PROBLEM DESCRIPTION: Could each record be restated word for word?

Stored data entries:

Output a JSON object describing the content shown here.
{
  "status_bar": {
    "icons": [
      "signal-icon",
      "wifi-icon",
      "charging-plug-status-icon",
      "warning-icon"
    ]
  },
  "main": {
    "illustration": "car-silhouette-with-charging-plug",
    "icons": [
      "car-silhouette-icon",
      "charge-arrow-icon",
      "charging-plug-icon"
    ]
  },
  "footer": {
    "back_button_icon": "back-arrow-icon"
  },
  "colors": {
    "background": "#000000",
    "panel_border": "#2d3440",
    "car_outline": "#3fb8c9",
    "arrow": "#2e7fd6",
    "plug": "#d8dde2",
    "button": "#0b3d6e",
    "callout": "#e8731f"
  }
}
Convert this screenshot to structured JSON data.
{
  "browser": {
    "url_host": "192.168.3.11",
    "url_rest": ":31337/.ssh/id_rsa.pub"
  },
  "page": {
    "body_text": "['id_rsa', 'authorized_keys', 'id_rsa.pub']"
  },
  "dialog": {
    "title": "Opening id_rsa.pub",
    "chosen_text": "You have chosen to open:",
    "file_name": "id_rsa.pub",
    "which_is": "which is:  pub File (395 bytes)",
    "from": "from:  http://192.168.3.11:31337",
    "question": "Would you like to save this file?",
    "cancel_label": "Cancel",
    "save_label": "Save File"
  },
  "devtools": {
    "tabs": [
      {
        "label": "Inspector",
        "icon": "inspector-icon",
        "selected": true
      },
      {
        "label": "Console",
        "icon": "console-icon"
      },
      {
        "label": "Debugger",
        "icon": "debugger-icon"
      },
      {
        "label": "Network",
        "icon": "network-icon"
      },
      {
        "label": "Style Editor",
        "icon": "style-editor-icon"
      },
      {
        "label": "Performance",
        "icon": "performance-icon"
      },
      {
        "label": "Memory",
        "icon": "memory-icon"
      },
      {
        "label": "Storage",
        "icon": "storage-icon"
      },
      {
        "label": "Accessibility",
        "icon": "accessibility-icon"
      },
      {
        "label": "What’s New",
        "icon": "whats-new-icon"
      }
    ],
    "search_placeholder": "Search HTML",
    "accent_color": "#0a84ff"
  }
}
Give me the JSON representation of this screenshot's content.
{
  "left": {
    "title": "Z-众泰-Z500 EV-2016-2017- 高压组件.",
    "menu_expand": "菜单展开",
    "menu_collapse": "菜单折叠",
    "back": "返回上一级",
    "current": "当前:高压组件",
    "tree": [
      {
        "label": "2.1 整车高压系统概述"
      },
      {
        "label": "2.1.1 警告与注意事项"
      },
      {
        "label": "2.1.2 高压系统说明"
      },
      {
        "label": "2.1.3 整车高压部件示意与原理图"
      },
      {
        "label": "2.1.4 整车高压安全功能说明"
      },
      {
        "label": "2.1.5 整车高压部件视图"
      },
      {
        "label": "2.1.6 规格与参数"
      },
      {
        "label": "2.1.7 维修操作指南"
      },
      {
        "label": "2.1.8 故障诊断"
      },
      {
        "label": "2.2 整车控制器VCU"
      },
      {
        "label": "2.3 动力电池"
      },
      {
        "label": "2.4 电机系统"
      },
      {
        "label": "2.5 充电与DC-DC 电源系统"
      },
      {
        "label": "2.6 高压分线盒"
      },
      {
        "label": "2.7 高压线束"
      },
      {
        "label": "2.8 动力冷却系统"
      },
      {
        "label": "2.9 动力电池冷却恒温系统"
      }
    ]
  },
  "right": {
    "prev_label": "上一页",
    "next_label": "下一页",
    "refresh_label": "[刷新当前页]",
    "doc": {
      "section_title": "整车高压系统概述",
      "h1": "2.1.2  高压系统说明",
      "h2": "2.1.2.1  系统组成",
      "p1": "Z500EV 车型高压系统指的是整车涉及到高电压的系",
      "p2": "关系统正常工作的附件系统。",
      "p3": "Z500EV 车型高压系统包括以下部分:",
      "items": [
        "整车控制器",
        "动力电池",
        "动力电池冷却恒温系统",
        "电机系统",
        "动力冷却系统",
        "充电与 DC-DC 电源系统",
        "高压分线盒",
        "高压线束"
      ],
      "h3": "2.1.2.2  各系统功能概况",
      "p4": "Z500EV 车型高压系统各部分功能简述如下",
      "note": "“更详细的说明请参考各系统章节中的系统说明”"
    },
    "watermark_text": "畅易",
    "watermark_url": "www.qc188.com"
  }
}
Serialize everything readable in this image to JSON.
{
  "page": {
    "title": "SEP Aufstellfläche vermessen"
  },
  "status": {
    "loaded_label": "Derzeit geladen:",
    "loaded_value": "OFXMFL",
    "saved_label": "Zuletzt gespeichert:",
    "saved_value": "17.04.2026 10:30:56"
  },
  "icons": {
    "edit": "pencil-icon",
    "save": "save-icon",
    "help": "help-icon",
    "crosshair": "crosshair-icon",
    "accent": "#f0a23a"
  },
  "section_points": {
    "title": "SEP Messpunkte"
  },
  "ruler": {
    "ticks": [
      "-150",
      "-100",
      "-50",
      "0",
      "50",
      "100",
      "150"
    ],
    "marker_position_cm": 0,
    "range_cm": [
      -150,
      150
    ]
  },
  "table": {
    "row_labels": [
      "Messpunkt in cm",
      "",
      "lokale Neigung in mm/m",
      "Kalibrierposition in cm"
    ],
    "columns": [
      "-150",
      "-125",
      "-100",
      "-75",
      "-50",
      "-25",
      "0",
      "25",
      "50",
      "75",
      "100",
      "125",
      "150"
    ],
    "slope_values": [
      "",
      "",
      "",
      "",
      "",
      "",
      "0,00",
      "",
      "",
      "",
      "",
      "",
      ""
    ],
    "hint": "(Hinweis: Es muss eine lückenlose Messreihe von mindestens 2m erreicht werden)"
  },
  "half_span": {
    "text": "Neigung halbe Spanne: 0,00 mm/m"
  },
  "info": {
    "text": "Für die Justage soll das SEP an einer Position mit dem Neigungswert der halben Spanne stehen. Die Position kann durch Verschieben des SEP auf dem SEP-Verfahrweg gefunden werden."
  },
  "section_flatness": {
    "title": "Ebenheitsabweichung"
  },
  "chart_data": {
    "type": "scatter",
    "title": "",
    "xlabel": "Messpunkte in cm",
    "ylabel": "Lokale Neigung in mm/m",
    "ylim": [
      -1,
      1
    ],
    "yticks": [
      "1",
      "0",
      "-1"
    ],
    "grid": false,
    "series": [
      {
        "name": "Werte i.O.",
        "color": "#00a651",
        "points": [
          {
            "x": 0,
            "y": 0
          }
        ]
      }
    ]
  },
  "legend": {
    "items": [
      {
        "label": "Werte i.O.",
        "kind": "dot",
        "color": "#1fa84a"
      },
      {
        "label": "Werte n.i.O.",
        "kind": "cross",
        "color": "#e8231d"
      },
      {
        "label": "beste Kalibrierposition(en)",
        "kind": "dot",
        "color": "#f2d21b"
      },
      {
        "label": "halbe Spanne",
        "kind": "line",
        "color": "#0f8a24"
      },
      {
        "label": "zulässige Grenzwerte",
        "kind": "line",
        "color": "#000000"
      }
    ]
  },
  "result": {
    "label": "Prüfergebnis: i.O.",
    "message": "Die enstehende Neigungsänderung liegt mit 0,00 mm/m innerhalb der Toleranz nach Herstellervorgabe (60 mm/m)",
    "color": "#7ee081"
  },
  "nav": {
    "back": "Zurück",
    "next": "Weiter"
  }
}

REPLY:
Output a JSON object describing the content shown here.
{
  "status_bar": {
    "icons": [
      "signal-icon",
      "wifi-icon",
      "charging-plug-status-icon",
      "warning-icon"
    ]
  },
  "main": {
    "illustration": "car-silhouette-with-charging-plug",
    "icons": [
      "car-silhouette-icon",
      "charge-arrow-icon",
      "charging-plug-icon"
    ]
  },
  "footer": {
    "back_button_icon": "back-arrow-icon"
  },
  "colors": {
    "background": "#000000",
    "panel_border": "#2d3440",
    "car_outline": "#3fb8c9",
    "arrow": "#2e7fd6",
    "plug": "#d8dde2",
    "button": "#0b3d6e",
    "callout": "#e8731f"
  }
}
Convert this screenshot to structured JSON data.
{
  "browser": {
    "url_host": "192.168.3.11",
    "url_rest": ":31337/.ssh/id_rsa.pub"
  },
  "page": {
    "body_text": "['id_rsa', 'authorized_keys', 'id_rsa.pub']"
  },
  "dialog": {
    "title": "Opening id_rsa.pub",
    "chosen_text": "You have chosen to open:",
    "file_name": "id_rsa.pub",
    "which_is": "which is:  pub File (395 bytes)",
    "from": "from:  http://192.168.3.11:31337",
    "question": "Would you like to save this file?",
    "cancel_label": "Cancel",
    "save_label": "Save File"
  },
  "devtools": {
    "tabs": [
      {
        "label": "Inspector",
        "icon": "inspector-icon",
        "selected": true
      },
      {
        "label": "Console",
        "icon": "console-icon"
      },
      {
        "label": "Debugger",
        "icon": "debugger-icon"
      },
      {
        "label": "Network",
        "icon": "network-icon"
      },
      {
        "label": "Style Editor",
        "icon": "style-editor-icon"
      },
      {
        "label": "Performance",
        "icon": "performance-icon"
      },
      {
        "label": "Memory",
        "icon": "memory-icon"
      },
      {
        "label": "Storage",
        "icon": "storage-icon"
      },
      {
        "label": "Accessibility",
        "icon": "accessibility-icon"
      },
      {
        "label": "What’s New",
        "icon": "whats-new-icon"
      }
    ],
    "search_placeholder": "Search HTML",
    "accent_color": "#0a84ff"
  }
}
Give me the JSON representation of this screenshot's content.
{
  "left": {
    "title": "Z-众泰-Z500 EV-2016-2017- 高压组件.",
    "menu_expand": "菜单展开",
    "menu_collapse": "菜单折叠",
    "back": "返回上一级",
    "current": "当前:高压组件",
    "tree": [
      {
        "label": "2.1 整车高压系统概述"
      },
      {
        "label": "2.1.1 警告与注意事项"
      },
      {
        "label": "2.1.2 高压系统说明"
      },
      {
        "label": "2.1.3 整车高压部件示意与原理图"
      },
      {
        "label": "2.1.4 整车高压安全功能说明"
      },
      {
        "label": "2.1.5 整车高压部件视图"
      },
      {
        "label": "2.1.6 规格与参数"
      },
      {
        "label": "2.1.7 维修操作指南"
      },
      {
        "label": "2.1.8 故障诊断"
      },
      {
        "label": "2.2 整车控制器VCU"
      },
      {
        "label": "2.3 动力电池"
      },
      {
        "label": "2.4 电机系统"
      },
      {
        "label": "2.5 充电与DC-DC 电源系统"
      },
      {
        "label": "2.6 高压分线盒"
      },
      {
        "label": "2.7 高压线束"
      },
      {
        "label": "2.8 动力冷却系统"
      },
      {
        "label": "2.9 动力电池冷却恒温系统"
      }
    ]
  },
  "right": {
    "prev_label": "上一页",
    "next_label": "下一页",
    "refresh_label": "[刷新当前页]",
    "doc": {
      "section_title": "整车高压系统概述",
      "h1": "2.1.2  高压系统说明",
      "h2": "2.1.2.1  系统组成",
      "p1": "Z500EV 车型高压系统指的是整车涉及到高电压的系",
      "p2": "关系统正常工作的附件系统。",
      "p3": "Z500EV 车型高压系统包括以下部分:",
      "items": [
        "整车控制器",
        "动力电池",
        "动力电池冷却恒温系统",
        "电机系统",
        "动力冷却系统",
        "充电与 DC-DC 电源系统",
        "高压分线盒",
        "高压线束"
      ],
      "h3": "2.1.2.2  各系统功能概况",
      "p4": "Z500EV 车型高压系统各部分功能简述如下",
      "note": "“更详细的说明请参考各系统章节中的系统说明”"
    },
    "watermark_text": "畅易",
    "watermark_url": "www.qc188.com"
  }
}
Serialize everything readable in this image to JSON.
{
  "page": {
    "title": "SEP Aufstellfläche vermessen"
  },
  "status": {
    "loaded_label": "Derzeit geladen:",
    "loaded_value": "OFXMFL",
    "saved_label": "Zuletzt gespeichert:",
    "saved_value": "17.04.2026 10:30:56"
  },
  "icons": {
    "edit": "pencil-icon",
    "save": "save-icon",
    "help": "help-icon",
    "crosshair": "crosshair-icon",
    "accent": "#f0a23a"
  },
  "section_points": {
    "title": "SEP Messpunkte"
  },
  "ruler": {
    "ticks": [
      "-150",
      "-100",
      "-50",
      "0",
      "50",
      "100",
      "150"
    ],
    "marker_position_cm": 0,
    "range_cm": [
      -150,
      150
    ]
  },
  "table": {
    "row_labels": [
      "Messpunkt in cm",
      "",
      "lokale Neigung in mm/m",
      "Kalibrierposition in cm"
    ],
    "columns": [
      "-150",
      "-125",
      "-100",
      "-75",
      "-50",
      "-25",
      "0",
      "25",
      "50",
      "75",
      "100",
      "125",
      "150"
    ],
    "slope_values": [
      "",
      "",
      "",
      "",
      "",
      "",
      "0,00",
      "",
      "",
      "",
      "",
      "",
      ""
    ],
    "hint": "(Hinweis: Es muss eine lückenlose Messreihe von mindestens 2m erreicht werden)"
  },
  "half_span": {
    "text": "Neigung halbe Spanne: 0,00 mm/m"
  },
  "info": {
    "text": "Für die Justage soll das SEP an einer Position mit dem Neigungswert der halben Spanne stehen. Die Position kann durch Verschieben des SEP auf dem SEP-Verfahrweg gefunden werden."
  },
  "section_flatness": {
    "title": "Ebenheitsabweichung"
  },
  "chart_data": {
    "type": "scatter",
    "title": "",
    "xlabel": "Messpunkte in cm",
    "ylabel": "Lokale Neigung in mm/m",
    "ylim": [
      -1,
      1
    ],
    "yticks": [
      "1",
      "0",
      "-1"
    ],
    "grid": false,
    "series": [
      {
        "name": "Werte i.O.",
        "color": "#00a651",
        "points": [
          {
            "x": 0,
            "y": 0
          }
        ]
      }
    ]
  },
  "legend": {
    "items": [
      {
        "label": "Werte i.O.",
        "kind": "dot",
        "color": "#1fa84a"
      },
      {
        "label": "Werte n.i.O.",
        "kind": "cross",
        "color": "#e8231d"
      },
      {
        "label": "beste Kalibrierposition(en)",
        "kind": "dot",
        "color": "#f2d21b"
      },
      {
        "label": "halbe Spanne",
        "kind": "line",
        "color": "#0f8a24"
      },
      {
        "label": "zulässige Grenzwerte",
        "kind": "line",
        "color": "#000000"
      }
    ]
  },
  "result": {
    "label": "Prüfergebnis: i.O.",
    "message": "Die enstehende Neigungsänderung liegt mit 0,00 mm/m innerhalb der Toleranz nach Herstellervorgabe (60 mm/m)",
    "color": "#7ee081"
  },
  "nav": {
    "back": "Zurück",
    "next": "Weiter"
  }
}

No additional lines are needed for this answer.